Paying the price: ASU researchers say health care waste is worse than reported

Thursday, March 14, 2019

In 2017, health care spending in the United States grew to $3.5 trillion, or nearly 18 percent of the country’s gross domestic product.

But not all of this spending actually helps make us healthier.

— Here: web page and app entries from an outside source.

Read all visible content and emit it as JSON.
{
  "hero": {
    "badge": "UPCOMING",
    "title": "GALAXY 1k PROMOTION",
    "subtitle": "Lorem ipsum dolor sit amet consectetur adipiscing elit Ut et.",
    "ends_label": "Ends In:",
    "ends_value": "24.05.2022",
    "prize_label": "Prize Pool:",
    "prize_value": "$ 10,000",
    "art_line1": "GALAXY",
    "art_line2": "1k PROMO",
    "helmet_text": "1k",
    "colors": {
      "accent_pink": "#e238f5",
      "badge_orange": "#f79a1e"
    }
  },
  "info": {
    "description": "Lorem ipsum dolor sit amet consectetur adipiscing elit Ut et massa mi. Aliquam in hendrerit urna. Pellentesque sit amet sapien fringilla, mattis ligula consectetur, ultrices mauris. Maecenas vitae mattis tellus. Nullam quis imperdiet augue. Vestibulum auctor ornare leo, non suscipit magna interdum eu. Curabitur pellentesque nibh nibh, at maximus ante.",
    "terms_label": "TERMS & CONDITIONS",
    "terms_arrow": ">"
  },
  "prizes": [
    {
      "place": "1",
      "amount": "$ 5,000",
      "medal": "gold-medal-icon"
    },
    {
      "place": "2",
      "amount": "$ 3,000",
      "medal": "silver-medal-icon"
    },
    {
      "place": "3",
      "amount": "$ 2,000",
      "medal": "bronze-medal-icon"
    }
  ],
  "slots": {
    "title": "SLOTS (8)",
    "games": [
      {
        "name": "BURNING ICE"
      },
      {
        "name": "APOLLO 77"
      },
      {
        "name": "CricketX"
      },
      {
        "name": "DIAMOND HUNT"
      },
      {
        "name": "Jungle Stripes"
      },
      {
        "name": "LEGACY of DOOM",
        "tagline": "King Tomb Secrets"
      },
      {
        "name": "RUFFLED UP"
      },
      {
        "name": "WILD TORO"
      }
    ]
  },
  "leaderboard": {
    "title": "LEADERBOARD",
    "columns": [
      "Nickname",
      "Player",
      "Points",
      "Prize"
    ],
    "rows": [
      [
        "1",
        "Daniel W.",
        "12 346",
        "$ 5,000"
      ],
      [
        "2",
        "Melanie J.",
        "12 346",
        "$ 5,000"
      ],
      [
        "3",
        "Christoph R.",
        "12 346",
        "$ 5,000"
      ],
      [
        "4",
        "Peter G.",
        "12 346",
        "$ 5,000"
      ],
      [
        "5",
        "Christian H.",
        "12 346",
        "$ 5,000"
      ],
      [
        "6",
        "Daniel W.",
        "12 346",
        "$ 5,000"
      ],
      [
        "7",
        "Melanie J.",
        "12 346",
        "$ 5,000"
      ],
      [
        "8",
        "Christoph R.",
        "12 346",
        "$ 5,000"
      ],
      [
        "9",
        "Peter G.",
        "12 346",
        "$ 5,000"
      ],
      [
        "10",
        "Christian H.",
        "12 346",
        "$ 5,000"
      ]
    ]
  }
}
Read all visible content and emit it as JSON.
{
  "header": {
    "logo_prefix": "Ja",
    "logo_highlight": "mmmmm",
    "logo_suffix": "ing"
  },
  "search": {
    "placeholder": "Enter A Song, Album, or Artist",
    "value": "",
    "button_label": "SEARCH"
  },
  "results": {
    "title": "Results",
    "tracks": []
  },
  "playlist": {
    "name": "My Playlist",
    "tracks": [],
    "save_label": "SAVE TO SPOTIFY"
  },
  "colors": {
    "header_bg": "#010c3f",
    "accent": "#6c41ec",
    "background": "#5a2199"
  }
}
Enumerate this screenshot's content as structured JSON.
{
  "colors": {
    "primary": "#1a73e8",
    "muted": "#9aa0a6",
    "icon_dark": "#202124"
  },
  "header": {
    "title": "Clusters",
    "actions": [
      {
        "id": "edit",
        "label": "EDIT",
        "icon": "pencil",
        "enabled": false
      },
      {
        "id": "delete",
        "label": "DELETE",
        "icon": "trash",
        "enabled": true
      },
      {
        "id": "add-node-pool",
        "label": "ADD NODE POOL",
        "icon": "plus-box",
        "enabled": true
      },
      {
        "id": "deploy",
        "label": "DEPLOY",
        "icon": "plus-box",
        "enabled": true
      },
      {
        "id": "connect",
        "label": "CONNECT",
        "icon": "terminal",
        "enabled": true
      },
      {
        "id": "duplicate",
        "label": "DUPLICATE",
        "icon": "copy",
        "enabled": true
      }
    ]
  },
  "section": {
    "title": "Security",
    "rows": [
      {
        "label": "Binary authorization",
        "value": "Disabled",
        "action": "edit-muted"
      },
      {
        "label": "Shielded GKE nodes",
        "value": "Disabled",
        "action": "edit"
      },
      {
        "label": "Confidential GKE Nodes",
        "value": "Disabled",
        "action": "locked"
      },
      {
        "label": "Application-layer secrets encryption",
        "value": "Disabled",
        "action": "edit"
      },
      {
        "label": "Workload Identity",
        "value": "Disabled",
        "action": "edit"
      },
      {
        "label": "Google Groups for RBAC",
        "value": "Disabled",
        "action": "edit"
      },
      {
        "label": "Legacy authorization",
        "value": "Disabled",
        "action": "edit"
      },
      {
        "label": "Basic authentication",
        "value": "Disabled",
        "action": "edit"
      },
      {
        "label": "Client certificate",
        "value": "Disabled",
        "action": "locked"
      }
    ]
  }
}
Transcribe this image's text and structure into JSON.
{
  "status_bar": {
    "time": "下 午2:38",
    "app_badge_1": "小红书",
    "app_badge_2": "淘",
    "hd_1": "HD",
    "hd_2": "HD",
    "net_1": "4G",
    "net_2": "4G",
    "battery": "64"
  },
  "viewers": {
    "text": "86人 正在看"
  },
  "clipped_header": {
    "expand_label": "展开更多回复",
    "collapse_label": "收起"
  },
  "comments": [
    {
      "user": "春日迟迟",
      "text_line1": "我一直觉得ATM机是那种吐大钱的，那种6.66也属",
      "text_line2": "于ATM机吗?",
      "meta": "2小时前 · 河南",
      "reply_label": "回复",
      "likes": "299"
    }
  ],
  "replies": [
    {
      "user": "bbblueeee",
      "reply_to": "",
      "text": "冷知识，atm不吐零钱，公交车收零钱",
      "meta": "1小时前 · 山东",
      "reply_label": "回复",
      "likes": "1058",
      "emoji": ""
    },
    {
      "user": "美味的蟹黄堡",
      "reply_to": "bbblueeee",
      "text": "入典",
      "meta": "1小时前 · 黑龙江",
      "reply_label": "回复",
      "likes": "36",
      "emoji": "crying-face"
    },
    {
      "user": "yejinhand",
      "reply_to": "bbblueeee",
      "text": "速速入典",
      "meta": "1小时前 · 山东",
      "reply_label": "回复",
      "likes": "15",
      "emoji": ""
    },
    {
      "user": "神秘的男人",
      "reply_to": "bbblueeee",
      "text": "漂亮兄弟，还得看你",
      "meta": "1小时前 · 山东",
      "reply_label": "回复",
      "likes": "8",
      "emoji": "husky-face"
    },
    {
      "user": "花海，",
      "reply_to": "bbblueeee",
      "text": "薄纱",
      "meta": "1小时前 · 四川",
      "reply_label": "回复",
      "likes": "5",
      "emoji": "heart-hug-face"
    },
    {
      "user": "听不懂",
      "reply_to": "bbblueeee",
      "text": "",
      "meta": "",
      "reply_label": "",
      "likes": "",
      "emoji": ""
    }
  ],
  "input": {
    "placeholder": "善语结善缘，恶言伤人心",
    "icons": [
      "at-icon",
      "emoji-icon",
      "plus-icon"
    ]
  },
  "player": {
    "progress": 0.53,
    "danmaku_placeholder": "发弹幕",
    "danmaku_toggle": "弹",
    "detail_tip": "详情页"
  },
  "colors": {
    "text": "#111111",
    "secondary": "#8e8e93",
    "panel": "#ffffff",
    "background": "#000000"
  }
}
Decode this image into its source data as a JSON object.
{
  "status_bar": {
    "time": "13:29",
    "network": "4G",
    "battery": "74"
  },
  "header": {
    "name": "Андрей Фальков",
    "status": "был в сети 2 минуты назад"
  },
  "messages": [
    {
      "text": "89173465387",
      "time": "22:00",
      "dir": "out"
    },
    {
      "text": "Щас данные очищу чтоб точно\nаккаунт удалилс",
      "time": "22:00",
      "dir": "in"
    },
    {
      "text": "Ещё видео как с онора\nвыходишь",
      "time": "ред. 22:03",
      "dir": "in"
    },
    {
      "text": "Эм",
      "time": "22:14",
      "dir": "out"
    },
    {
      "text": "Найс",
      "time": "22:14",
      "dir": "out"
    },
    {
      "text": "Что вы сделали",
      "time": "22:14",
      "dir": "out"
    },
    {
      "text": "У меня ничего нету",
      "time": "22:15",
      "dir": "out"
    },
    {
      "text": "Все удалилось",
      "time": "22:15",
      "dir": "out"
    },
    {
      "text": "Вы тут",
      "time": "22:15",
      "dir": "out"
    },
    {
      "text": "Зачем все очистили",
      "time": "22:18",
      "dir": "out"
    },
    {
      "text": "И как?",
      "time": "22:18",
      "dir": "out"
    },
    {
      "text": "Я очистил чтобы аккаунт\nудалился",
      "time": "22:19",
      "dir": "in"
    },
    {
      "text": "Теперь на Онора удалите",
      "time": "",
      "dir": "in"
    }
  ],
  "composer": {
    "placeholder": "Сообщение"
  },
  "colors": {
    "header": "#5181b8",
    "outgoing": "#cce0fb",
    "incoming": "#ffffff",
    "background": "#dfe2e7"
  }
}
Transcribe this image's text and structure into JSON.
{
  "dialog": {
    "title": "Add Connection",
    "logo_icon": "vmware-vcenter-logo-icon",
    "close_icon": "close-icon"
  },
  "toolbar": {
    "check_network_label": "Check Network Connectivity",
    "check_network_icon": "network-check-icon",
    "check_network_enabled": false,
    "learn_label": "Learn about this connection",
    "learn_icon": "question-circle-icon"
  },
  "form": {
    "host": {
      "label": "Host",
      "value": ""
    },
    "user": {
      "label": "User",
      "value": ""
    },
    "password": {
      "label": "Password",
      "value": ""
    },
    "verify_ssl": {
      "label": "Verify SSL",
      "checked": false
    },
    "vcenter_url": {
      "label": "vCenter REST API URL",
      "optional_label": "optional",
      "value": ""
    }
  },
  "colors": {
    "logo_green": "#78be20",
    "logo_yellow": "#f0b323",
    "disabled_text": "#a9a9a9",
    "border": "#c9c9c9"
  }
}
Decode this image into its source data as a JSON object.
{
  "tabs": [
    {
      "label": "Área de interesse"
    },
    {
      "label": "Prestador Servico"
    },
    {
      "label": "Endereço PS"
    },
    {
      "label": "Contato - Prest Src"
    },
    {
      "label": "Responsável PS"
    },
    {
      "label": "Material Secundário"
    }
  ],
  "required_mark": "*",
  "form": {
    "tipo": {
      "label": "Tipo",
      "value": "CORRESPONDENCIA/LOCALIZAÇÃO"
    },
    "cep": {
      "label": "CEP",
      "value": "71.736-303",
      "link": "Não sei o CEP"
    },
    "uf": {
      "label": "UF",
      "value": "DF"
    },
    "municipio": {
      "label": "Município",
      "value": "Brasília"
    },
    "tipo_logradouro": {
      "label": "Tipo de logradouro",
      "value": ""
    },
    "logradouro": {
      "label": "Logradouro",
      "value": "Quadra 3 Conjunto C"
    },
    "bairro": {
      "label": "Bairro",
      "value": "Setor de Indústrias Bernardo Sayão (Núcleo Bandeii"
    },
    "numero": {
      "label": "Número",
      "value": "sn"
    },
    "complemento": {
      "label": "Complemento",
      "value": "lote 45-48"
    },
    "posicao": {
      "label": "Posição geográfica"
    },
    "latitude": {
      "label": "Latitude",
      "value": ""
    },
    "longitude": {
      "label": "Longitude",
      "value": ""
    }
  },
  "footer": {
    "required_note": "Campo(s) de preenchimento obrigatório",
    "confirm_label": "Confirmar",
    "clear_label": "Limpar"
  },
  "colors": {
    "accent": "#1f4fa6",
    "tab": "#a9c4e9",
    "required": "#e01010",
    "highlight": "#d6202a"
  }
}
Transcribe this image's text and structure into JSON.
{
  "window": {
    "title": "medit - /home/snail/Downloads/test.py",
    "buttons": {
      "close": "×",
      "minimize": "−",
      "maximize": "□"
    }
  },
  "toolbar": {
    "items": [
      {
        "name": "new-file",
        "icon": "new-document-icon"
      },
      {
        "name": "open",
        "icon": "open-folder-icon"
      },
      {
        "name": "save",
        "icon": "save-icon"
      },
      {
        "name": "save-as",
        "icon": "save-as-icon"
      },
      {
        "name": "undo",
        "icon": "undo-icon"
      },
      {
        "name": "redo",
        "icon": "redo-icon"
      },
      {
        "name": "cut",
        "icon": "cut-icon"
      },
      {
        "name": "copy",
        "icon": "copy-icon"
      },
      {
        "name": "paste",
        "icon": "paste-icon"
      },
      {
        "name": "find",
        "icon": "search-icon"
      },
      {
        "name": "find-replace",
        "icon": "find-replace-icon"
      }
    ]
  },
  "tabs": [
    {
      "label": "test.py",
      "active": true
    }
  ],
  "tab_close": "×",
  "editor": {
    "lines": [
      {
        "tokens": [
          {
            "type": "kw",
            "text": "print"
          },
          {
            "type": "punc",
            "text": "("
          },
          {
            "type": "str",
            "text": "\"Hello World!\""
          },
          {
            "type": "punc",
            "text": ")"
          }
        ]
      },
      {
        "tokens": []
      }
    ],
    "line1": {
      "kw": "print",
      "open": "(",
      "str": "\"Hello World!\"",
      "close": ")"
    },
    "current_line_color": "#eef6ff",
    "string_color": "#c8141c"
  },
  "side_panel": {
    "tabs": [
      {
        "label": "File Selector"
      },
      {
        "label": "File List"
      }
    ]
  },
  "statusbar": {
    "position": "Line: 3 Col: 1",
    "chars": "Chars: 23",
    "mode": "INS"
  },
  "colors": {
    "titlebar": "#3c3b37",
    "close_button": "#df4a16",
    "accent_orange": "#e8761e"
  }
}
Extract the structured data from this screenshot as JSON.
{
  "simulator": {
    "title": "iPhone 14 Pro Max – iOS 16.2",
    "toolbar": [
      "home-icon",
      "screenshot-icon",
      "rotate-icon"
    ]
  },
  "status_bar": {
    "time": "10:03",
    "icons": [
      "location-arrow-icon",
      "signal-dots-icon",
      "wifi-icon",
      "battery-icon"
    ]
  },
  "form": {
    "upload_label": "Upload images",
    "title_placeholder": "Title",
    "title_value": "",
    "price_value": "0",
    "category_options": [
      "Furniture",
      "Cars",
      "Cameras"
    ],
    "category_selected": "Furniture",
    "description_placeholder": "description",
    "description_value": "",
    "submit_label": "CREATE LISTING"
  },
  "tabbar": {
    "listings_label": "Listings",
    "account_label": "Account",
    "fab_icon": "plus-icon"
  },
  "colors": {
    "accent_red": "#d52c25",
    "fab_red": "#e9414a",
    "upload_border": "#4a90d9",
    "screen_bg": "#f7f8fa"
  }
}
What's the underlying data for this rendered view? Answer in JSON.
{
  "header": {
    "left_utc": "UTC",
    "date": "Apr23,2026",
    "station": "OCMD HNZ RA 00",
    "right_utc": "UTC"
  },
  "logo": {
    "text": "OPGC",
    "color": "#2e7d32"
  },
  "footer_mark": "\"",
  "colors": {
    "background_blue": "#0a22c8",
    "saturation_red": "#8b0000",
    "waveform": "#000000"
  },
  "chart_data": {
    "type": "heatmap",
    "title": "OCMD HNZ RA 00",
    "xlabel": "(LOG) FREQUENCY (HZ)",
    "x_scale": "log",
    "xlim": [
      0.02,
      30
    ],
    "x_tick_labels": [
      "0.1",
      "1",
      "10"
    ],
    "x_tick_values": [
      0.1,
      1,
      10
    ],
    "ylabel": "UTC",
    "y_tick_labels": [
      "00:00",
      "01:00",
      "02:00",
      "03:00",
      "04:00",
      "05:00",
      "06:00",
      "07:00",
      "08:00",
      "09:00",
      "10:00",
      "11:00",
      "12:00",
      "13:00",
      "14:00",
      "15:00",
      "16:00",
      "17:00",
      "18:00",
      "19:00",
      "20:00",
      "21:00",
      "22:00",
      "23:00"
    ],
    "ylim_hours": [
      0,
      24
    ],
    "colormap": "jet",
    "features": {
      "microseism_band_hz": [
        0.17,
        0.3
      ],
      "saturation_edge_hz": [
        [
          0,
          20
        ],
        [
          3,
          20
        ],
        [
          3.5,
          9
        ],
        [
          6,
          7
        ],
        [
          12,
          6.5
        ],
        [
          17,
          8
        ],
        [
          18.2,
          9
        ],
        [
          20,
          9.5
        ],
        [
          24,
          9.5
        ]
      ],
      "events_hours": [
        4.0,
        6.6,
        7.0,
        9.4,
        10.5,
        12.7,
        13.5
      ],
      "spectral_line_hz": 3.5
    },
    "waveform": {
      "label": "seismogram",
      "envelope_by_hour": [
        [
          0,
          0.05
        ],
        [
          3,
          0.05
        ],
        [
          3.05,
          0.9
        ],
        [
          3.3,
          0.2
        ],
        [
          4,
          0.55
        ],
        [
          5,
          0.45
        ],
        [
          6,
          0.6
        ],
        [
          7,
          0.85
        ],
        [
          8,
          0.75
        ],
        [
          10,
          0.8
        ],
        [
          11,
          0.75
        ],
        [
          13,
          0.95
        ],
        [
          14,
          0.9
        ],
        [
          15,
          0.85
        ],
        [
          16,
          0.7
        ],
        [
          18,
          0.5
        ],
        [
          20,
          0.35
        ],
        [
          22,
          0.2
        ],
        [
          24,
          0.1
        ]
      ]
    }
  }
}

In fact, it is estimated that one-third or more of the country’s health care spending — or more than $1.1 trillion — does not lead to better health outcomes.

Two researchers from the College of Health Solutions at Arizona State University are now suggesting that even this eye-catching number likely underestimates the extent of the problem.

In a new research paper published in the American Journal of Preventive Medicine, Mac McCullough and Matthew Speer — along with a team from the UCLA Fielding School of Public Health led by Jonathan Fielding and Steven Teutsch — examine the true extent of health care waste in the United States.

The paper is part of a broader collaboration between the research teams at ASU and UCLA. Together, they are exploring the causes of and solutions to health care’s waste problems.

Editor's note: Answers are a collaborative effort of McCullough and Speer.

Mac McCullough

Mac McCullough 

Question: What is health care “waste”?

Answer: Health care spending that does not actually make us any healthier can be considered “waste.”

When a patient undergoes repeated tests because information wasn’t shared between health care providers, or when a person visits a hospital for a condition that could have been prevented with a simple intervention, it is considered waste. Health care waste costs all of us because we pay more for our own health insurance, or more in taxes, to support programs such as Medicare and Medicaid.

Our health care system spends untold sums to treat health conditions that could have been prevented altogether had we done a better job of addressing the non-clinical needs that drive health outcomes. These include factors outside the clinical setting that impact a person’s ability to be healthy — such as reliable transportation, adequate housing, clean air and water, or access to healthy food.

In our paper, we use the example of a patient with congestive heart failure whose medical condition was aggravated by the strain of a hot summer day. The cost of this patient’s visit to the emergency room would easily exceed $50,000, when a $200 window air-conditioner installed in her apartment could have prevented the episode altogether.

But the system isn’t set up to encourage these often simpler, more affordable forms of care, such as installing a working air-conditioner, providing transportation to a doctor’s visit or performing mold abatement.

It is unquestionably a positive thing that there are life-saving treatments available. At the same time, it is not the mark of a well-functioning system that there are mechanisms in place to pay tens of thousands of dollars for care, but fewer mechanisms in place to pay a few hundred dollars to avoid hospitalization altogether.

Our work aims to shine a light on these misalignments with the ultimate goal of reducing wasteful spending so that we can ensure that the spending we’re already doing can have the greatest impact on health outcomes.

Matthew Speer

Matthew Speer 

Q: Is anything currently being done by health care providers, insurers or governments to tackle waste that results from non-clinical factors like housing, transportation, or access to healthy food?

A: The rising and unsustainable cost of health care in the United States has led stakeholders at every level to prioritize how to address wasteful spending.

States are beginning to introduce ways of allowing programs like Medicaid to pay for the kinds of services highlighted here, such as safe housing, reliable transportation to health visits, and more. Initially, these programs are targeting fairly limited sets of services — mainly those that have strong and consistent evidence linking them with better health outcomes and cost savings.

Health care providers also play an important role as advocates for the unmet social needs of their patients, which can later translate into poorer health outcomes. However, far more work needs to be done if we are to curb health care waste resulting from missed non-clinical prevention opportunities.

Q: Whose responsibility is it to support non-clinical prevention opportunities? In the future, could insurance companies be expected to cover costs related to things like transportation and housing?

A: Clinical preventive services, such as vaccinations or disease screenings, are regularly evaluated by the United States Preventive Services Task Force (USPSTF), and a key provision of the Affordable Care Act requires that insurance plans cover their recommended services. But, the USPSTF is not charged with considering all of the non-clinical preventive services that impact our health.

Likewise, housing agencies and schools are usually not equipped to prioritize health care in their own budgets. In many ways, we tend to fund and then evaluate public programs in silos.

From a narrow perspective, it may not seem logical for health insurance companies to pay for a taxi ride. But the evidence is building that there are specific times when doing this can yield better outcomes at lower costs.

It stands to reason that the more we are able to holistically view our health and social services, the more synergies we will be able to identify. As a result, it will likely require the joint efforts of these stakeholders, governmental agencies and all other health care organizations to realign the incentives of our system and collectively shoulder the responsibility for upstream prevention.

Top photo courtesy of Pixabay.com